Baxter - BR161 B28 1680

their Councils abridge/ money, and thatdl his labour tended to gathering, [1)r.Hdnmer. tCanflating this, puts in the Margin , This Bifhop bath more fellows in the World. Acd' noting how Theophilus to revenge himfelf perfecuted his own Opinions, faith, This is a fin agarnfl theHoly Ghofl.] would dwell with himno longer, but returned to their Wildernefs. Theophilus prone to anger and revenge, 'endeavoured byall means to work them mifchief ; And the way he took was to accule them to the Monks, for faying tohim, that God had not abo- dy, nor humane Pape : And he himfelf wasof the fame Opinion, yet tobe re- venged of his Enemies,he ftuck not tooppugn it; and fent to the Monks,not toobey Diofcorusor his Brethren, for they held that Godhad no body, where- as Scripture faith, that he hath eyes, ears, hands and feet, as men have; which with Origen they deny : By this treachery he let them all together by the ears; one fide calling the other Origenifts, and the other themAnthropo- morphités ; fo it turned to bickeringamong the Monks, yea to a deadly battei : And Theophilus went with Armed men and helped the Anthropo- morphites.
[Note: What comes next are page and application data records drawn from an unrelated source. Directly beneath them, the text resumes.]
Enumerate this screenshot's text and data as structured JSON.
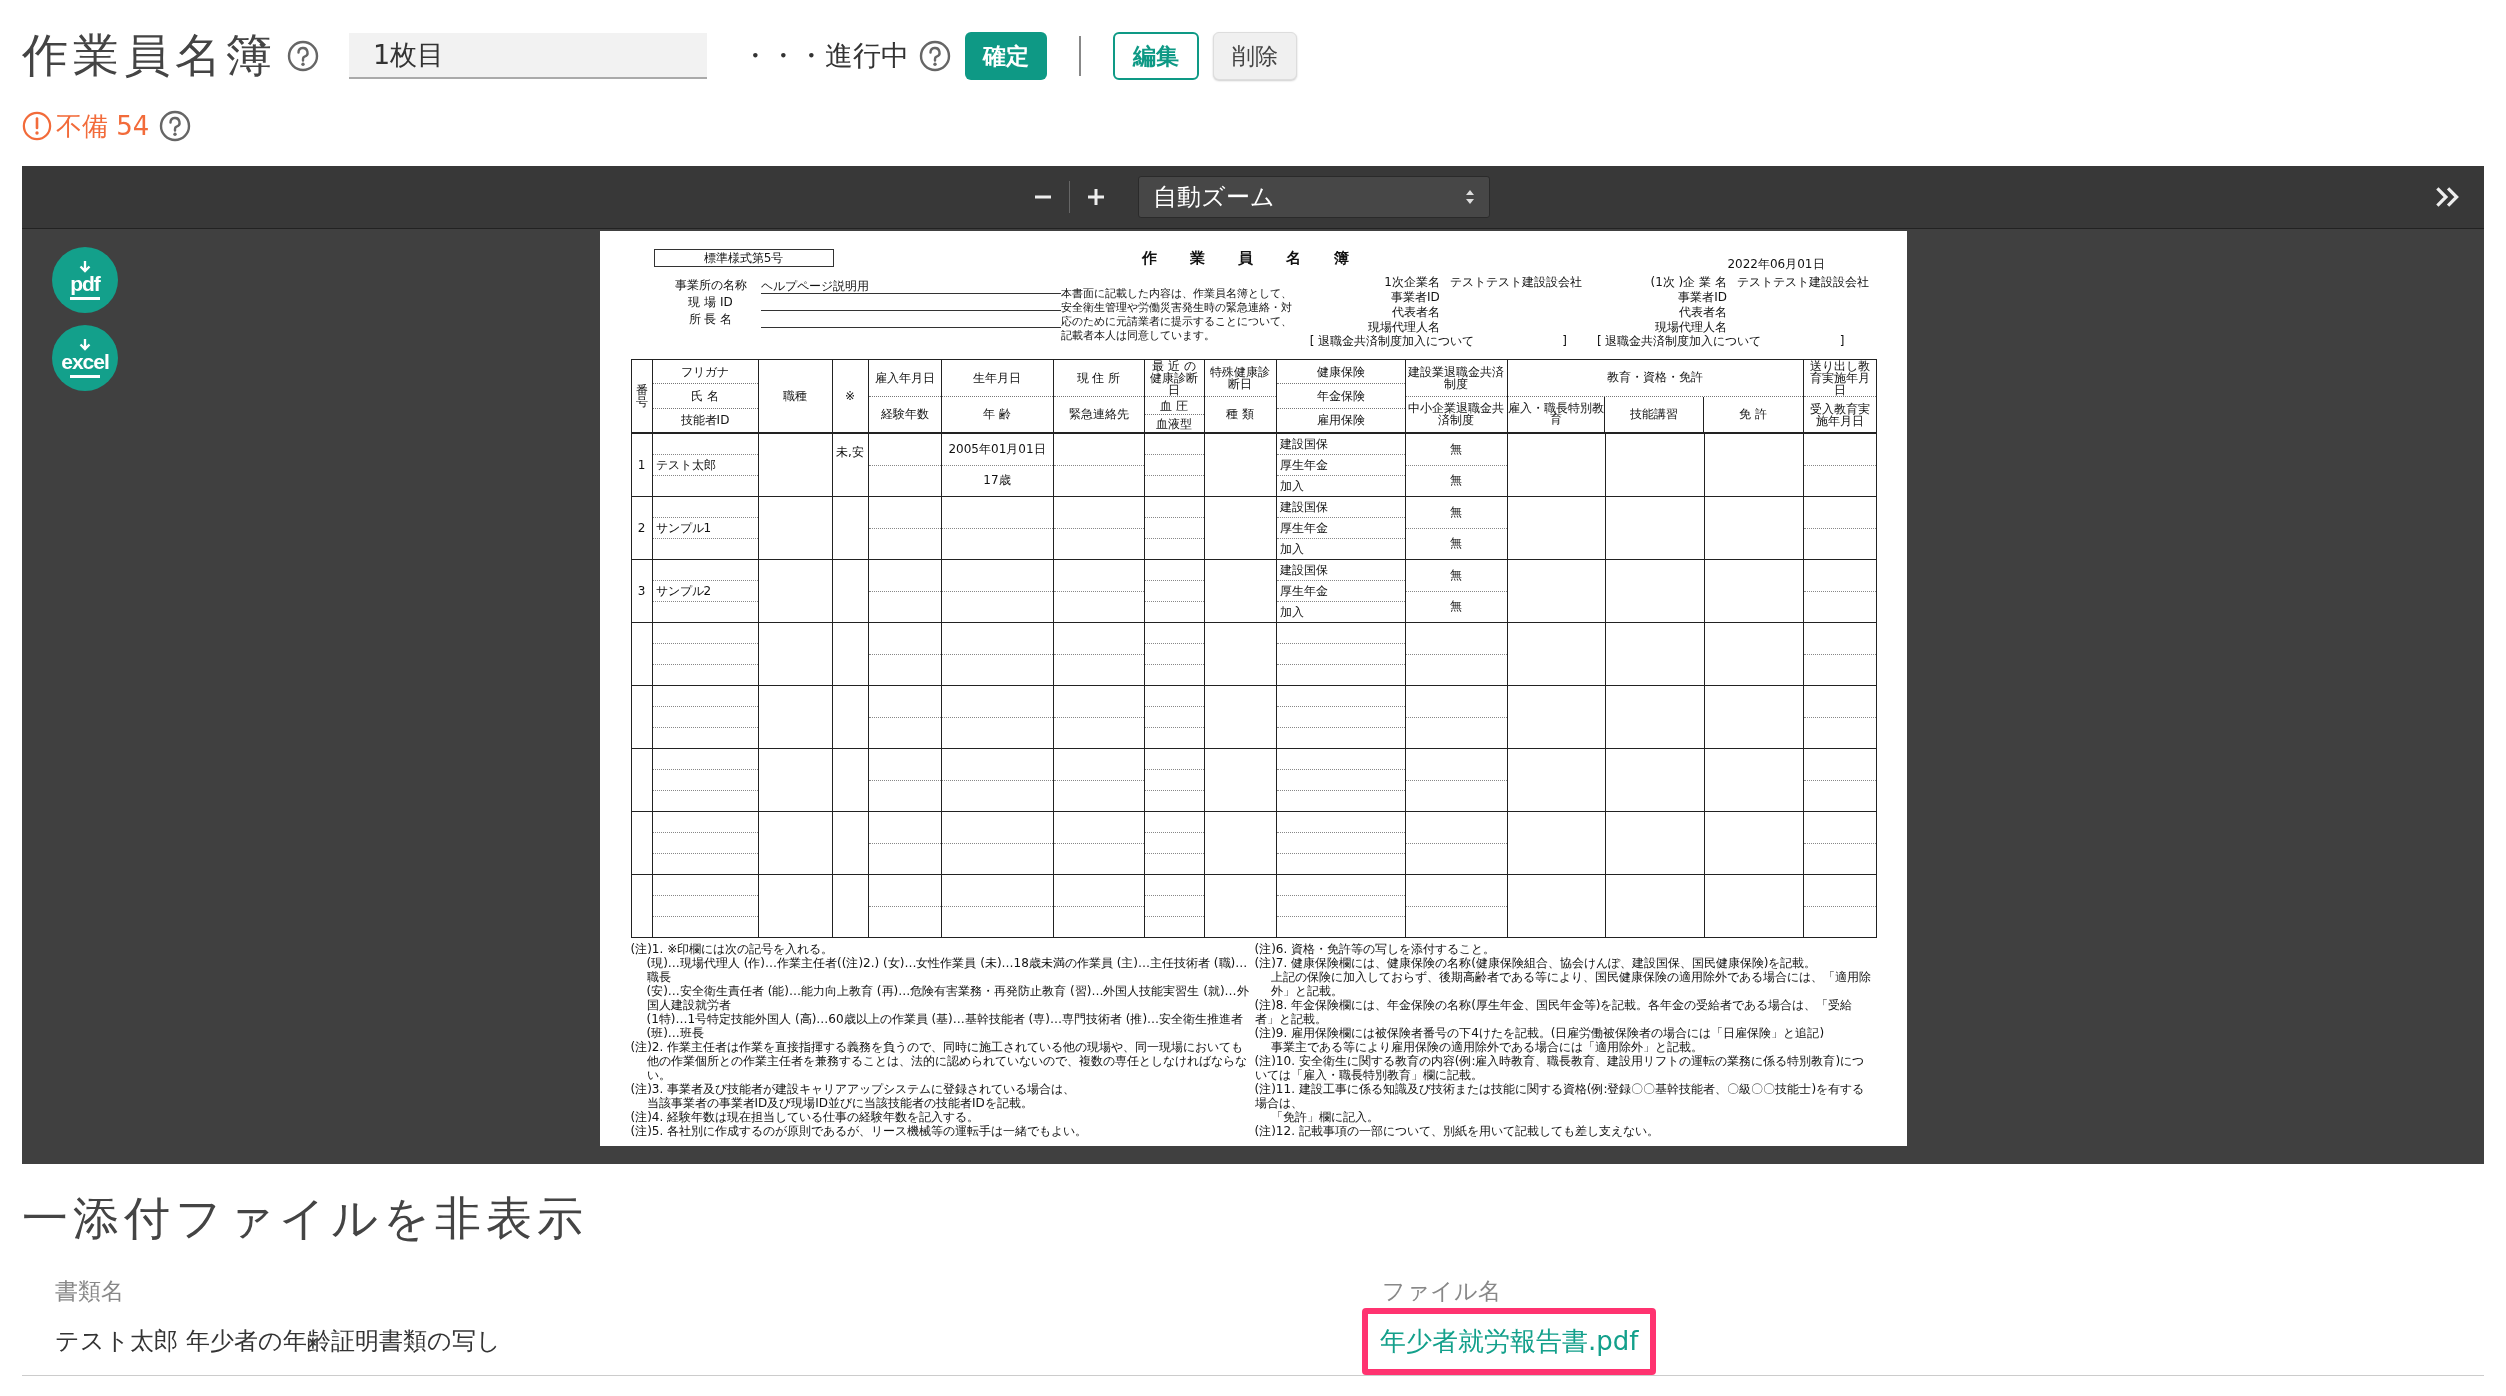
{
  "header": {
    "title": "作業員名簿",
    "sheet_field": {
      "value": "1枚目"
    },
    "status": "・・・進行中",
    "confirm_button": "確定",
    "edit_button": "編集",
    "delete_button": "削除"
  },
  "deficiency": {
    "label": "不備 54"
  },
  "viewer": {
    "zoom_select": "自動ズーム",
    "download_buttons": [
      "pdf",
      "excel"
    ],
    "document": {
      "form_label": "標準様式第5号",
      "title": "作 業 員 名 簿",
      "date": "2022年06月01日",
      "site_info": [
        {
          "label": "事業所の名称",
          "value": "ヘルプページ説明用"
        },
        {
          "label": "現 場 ID"
        },
        {
          "label": "所 長 名"
        }
      ],
      "consent_notice": "本書面に記載した内容は、作業員名簿として、安全衛生管理や労働災害発生時の緊急連絡・対応のために元請業者に提示することについて、記載者本人は同意しています。",
      "contractors": [
        {
          "rows": [
            {
              "label": "1次企業名",
              "value": "テストテスト建設設会社"
            },
            {
              "label": "事業者ID"
            },
            {
              "label": "代表者名"
            },
            {
              "label": "現場代理人名"
            }
          ],
          "retirement_open": "[ 退職金共済制度加入について",
          "retirement_close": "]"
        },
        {
          "rows": [
            {
              "label": "(1次 )企 業 名",
              "value": "テストテスト建設設会社"
            },
            {
              "label": "事業者ID"
            },
            {
              "label": "代表者名"
            },
            {
              "label": "現場代理人名"
            }
          ],
          "retirement_open": "[ 退職金共済制度加入について",
          "retirement_close": "]"
        }
      ],
      "columns": [
        {
          "labels": [
            "番号"
          ]
        },
        {
          "labels": [
            "フリガナ",
            "氏 名",
            "技能者ID"
          ]
        },
        {
          "labels": [
            "職種"
          ]
        },
        {
          "labels": [
            "※"
          ]
        },
        {
          "labels": [
            "雇入年月日",
            "経験年数"
          ]
        },
        {
          "labels": [
            "生年月日",
            "年 齢"
          ]
        },
        {
          "labels": [
            "現 住 所",
            "緊急連絡先"
          ]
        },
        {
          "labels": [
            "最 近 の健康診断日",
            "血 圧",
            "血液型"
          ]
        },
        {
          "labels": [
            "特殊健康診断日",
            "種 類"
          ]
        },
        {
          "labels": [
            "健康保険",
            "年金保険",
            "雇用保険"
          ]
        },
        {
          "labels": [
            "建設業退職金共済制度",
            "中小企業退職金共済制度"
          ]
        },
        {
          "group": "教育・資格・免許",
          "labels": [
            "雇入・職長特別教育",
            "技能講習",
            "免 許"
          ]
        },
        {
          "labels": [
            "送り出し教育実施年月日",
            "受入教育実施年月日"
          ]
        }
      ],
      "rows": [
        {
          "number": "1",
          "name": "テスト太郎",
          "mark": "未,安",
          "birth_date": "2005年01月01日",
          "age": "17歳",
          "health_insurance": "建設国保",
          "pension": "厚生年金",
          "employment_insurance": "加入",
          "retirement_kensetsu": "無",
          "retirement_chusho": "無"
        },
        {
          "number": "2",
          "name": "サンプル1",
          "health_insurance": "建設国保",
          "pension": "厚生年金",
          "employment_insurance": "加入",
          "retirement_kensetsu": "無",
          "retirement_chusho": "無"
        },
        {
          "number": "3",
          "name": "サンプル2",
          "health_insurance": "建設国保",
          "pension": "厚生年金",
          "employment_insurance": "加入",
          "retirement_kensetsu": "無",
          "retirement_chusho": "無"
        }
      ],
      "notes_left": [
        {
          "lines": [
            "(注)1. ※印欄には次の記号を入れる。",
            "(現)…現場代理人 (作)…作業主任者((注)2.) (女)…女性作業員 (未)…18歳未満の作業員 (主)…主任技術者 (職)…職長",
            "(安)…安全衛生責任者 (能)…能力向上教育 (再)…危険有害業務・再発防止教育 (習)…外国人技能実習生 (就)…外国人建設就労者",
            "(1特)…1号特定技能外国人 (高)…60歳以上の作業員 (基)…基幹技能者 (専)…専門技術者 (推)…安全衛生推進者 (班)…班長"
          ]
        },
        {
          "lines": [
            "(注)2. 作業主任者は作業を直接指揮する義務を負うので、同時に施工されている他の現場や、同一現場においても",
            "他の作業個所との作業主任者を兼務することは、法的に認められていないので、複数の専任としなければならない。"
          ]
        },
        {
          "lines": [
            "(注)3. 事業者及び技能者が建設キャリアアップシステムに登録されている場合は、",
            "当該事業者の事業者ID及び現場ID並びに当該技能者の技能者IDを記載。"
          ]
        },
        {
          "lines": [
            "(注)4. 経験年数は現在担当している仕事の経験年数を記入する。"
          ]
        },
        {
          "lines": [
            "(注)5. 各社別に作成するのが原則であるが、リース機械等の運転手は一緒でもよい。"
          ]
        }
      ],
      "notes_right": [
        {
          "lines": [
            "(注)6. 資格・免許等の写しを添付すること。"
          ]
        },
        {
          "lines": [
            "(注)7. 健康保険欄には、健康保険の名称(健康保険組合、協会けんぽ、建設国保、国民健康保険)を記載。",
            "上記の保険に加入しておらず、後期高齢者である等により、国民健康保険の適用除外である場合には、「適用除外」と記載。"
          ]
        },
        {
          "lines": [
            "(注)8. 年金保険欄には、年金保険の名称(厚生年金、国民年金等)を記載。各年金の受給者である場合は、「受給者」と記載。"
          ]
        },
        {
          "lines": [
            "(注)9. 雇用保険欄には被保険者番号の下4けたを記載。(日雇労働被保険者の場合には「日雇保険」と追記)",
            "事業主である等により雇用保険の適用除外である場合には「適用除外」と記載。"
          ]
        },
        {
          "lines": [
            "(注)10. 安全衛生に関する教育の内容(例:雇入時教育、職長教育、建設用リフトの運転の業務に係る特別教育)については「雇入・職長特別教育」欄に記載。"
          ]
        },
        {
          "lines": [
            "(注)11. 建設工事に係る知識及び技術または技能に関する資格(例:登録〇〇基幹技能者、〇級〇〇技能士)を有する場合は、",
            "「免許」欄に記入。"
          ]
        },
        {
          "lines": [
            "(注)12. 記載事項の一部について、別紙を用いて記載しても差し支えない。"
          ]
        }
      ]
    }
  },
  "attachments": {
    "toggle": "一添付ファイルを非表示",
    "columns": [
      "書類名",
      "ファイル名"
    ],
    "rows": [
      {
        "document_name": "テスト太郎 年少者の年齢証明書類の写し",
        "file_name": "年少者就労報告書.pdf",
        "highlighted": true
      }
    ]
  }
}
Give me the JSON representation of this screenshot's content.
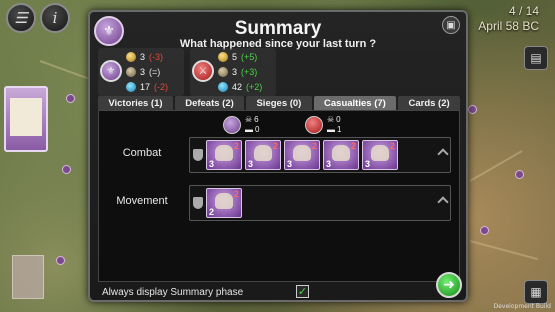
{
  "hud": {
    "turn": "4 / 14",
    "date": "April 58 BC",
    "menu_icon": "menu-icon",
    "info_icon": "info-icon"
  },
  "dialog": {
    "title": "Summary",
    "subtitle": "What happened since your last turn ?",
    "emblem_icon": "faction-emblem-icon",
    "close_icon": "close-icon"
  },
  "players": [
    {
      "color": "#8a55a8",
      "stats": [
        {
          "icon": "gold-wreath-icon",
          "value": "3",
          "delta": "(-3)",
          "tone": "neg"
        },
        {
          "icon": "stone-icon",
          "value": "3",
          "delta": "(=)",
          "tone": "neu"
        },
        {
          "icon": "blue-resource-icon",
          "value": "17",
          "delta": "(-2)",
          "tone": "neg"
        }
      ]
    },
    {
      "color": "#b52020",
      "stats": [
        {
          "icon": "gold-wreath-icon",
          "value": "5",
          "delta": "(+5)",
          "tone": "pos"
        },
        {
          "icon": "stone-icon",
          "value": "3",
          "delta": "(+3)",
          "tone": "pos"
        },
        {
          "icon": "blue-resource-icon",
          "value": "42",
          "delta": "(+2)",
          "tone": "pos"
        }
      ]
    }
  ],
  "tabs": [
    {
      "label": "Victories (1)",
      "active": false
    },
    {
      "label": "Defeats (2)",
      "active": false
    },
    {
      "label": "Sieges (0)",
      "active": false
    },
    {
      "label": "Casualties (7)",
      "active": true
    },
    {
      "label": "Cards (2)",
      "active": false
    }
  ],
  "casualties": {
    "player1": {
      "killed": "6",
      "lost": "0"
    },
    "player2": {
      "killed": "0",
      "lost": "1"
    },
    "rows": [
      {
        "label": "Combat",
        "units": [
          {
            "strength": "3",
            "damage": "2"
          },
          {
            "strength": "3",
            "damage": "2"
          },
          {
            "strength": "3",
            "damage": "2"
          },
          {
            "strength": "3",
            "damage": "2"
          },
          {
            "strength": "3",
            "damage": "2"
          }
        ]
      },
      {
        "label": "Movement",
        "units": [
          {
            "strength": "2",
            "damage": "2"
          }
        ]
      }
    ]
  },
  "footer": {
    "label": "Always display Summary phase",
    "checked": true,
    "check_mark": "✓"
  },
  "next_button": {
    "label": "➜"
  },
  "dev_label": "Development Build"
}
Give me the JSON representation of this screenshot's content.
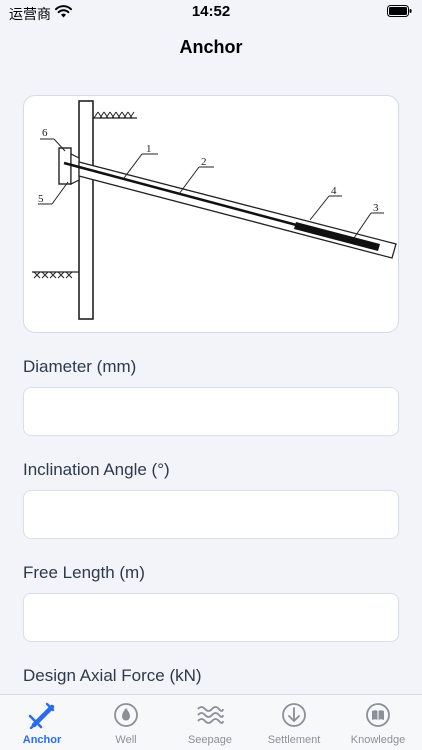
{
  "status_bar": {
    "carrier": "运营商",
    "time": "14:52"
  },
  "nav": {
    "title": "Anchor"
  },
  "figure": {
    "callouts": [
      "1",
      "2",
      "3",
      "4",
      "5",
      "6"
    ]
  },
  "form": {
    "fields": [
      {
        "label": "Diameter (mm)",
        "value": "",
        "placeholder": ""
      },
      {
        "label": "Inclination Angle (°)",
        "value": "",
        "placeholder": ""
      },
      {
        "label": "Free Length (m)",
        "value": "",
        "placeholder": ""
      },
      {
        "label": "Design Axial Force (kN)"
      }
    ]
  },
  "tab_bar": {
    "active_color": "#2a6cf0",
    "inactive_color": "#8a8f99",
    "tabs": [
      {
        "label": "Anchor",
        "icon": "anchor-icon",
        "active": true
      },
      {
        "label": "Well",
        "icon": "water-drop-icon",
        "active": false
      },
      {
        "label": "Seepage",
        "icon": "waves-icon",
        "active": false
      },
      {
        "label": "Settlement",
        "icon": "arrow-down-circle-icon",
        "active": false
      },
      {
        "label": "Knowledge",
        "icon": "book-icon",
        "active": false
      }
    ]
  }
}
So you fee, if Socrates fay true ; how wickedly this Sainted Patriarch lived, and howhe came fo much engaged againft the Origenifls, whole er- rours doubtlefs were worthy blame : but manygood perlons who honour- edOri en for his great worth, and ownednothiserrours, were called O_ ripen,becaufe they honoured him : And that whichwas erroneousin him, was conflftent with far greater Learning, Piety, and Honefty, than Socra- tes,Ifidore Pelni.. andothers thought there was in Theophilus : Either credible Socrates, and others were grofs Lyars, or this Patriarch and Saint was a downright knave, or aEted like one. § 40. Nowweare upon it, let us profecute Chryfoflome's Hiftory fur- ther. He was a ftudious holy Monk of a Houfe, near Antioch: After IVe- Eîarius deathhe was chofen Bifhop for his meer piety andworth.: He was a man ofgreatpiety and honefty and an excellent tongue, and a's good a fife, but bred in a Cell and not to Courtfhip, knew not how toflatter Courtiers and Court- Prelates He was naturally (harp and cholerick, and his confcience told him, that a Bifhop mutt not bea dawber, nor flatter the greateft wicked men : (For Bithops in that Age were the Preachers,) not having a thoufand Congregations to preach to.) He law even the Clergy addiEted to their appetites : and he kept a Table for them, but eating withgreat temperance he always eat.alone ; He rebukedthe Luxu- ry ofthe Court, and particularly ofthe Emprefs, who conceived a dead- ly hatred againft him : And the Cuftome of the Court was, for the Wo- menmuch to influence both Emperour and Courtiers, and then what Bi- fhop foever was tooprecife for them and bold with their fins, to get a pack ofthe Worldly- Clergy prefently to meet together and depofe him (For Synods of Bithops (not the Pope) had then the power.) They would not be feen in it themfelves , but a Patriarch of Alexandria fhould call a Synod, and do it prefently. Chryfoflome was a man of no Courtfhip to take offtheir edges ; but the worfe Courtiers, Bithops, and Pr lefts were, the 77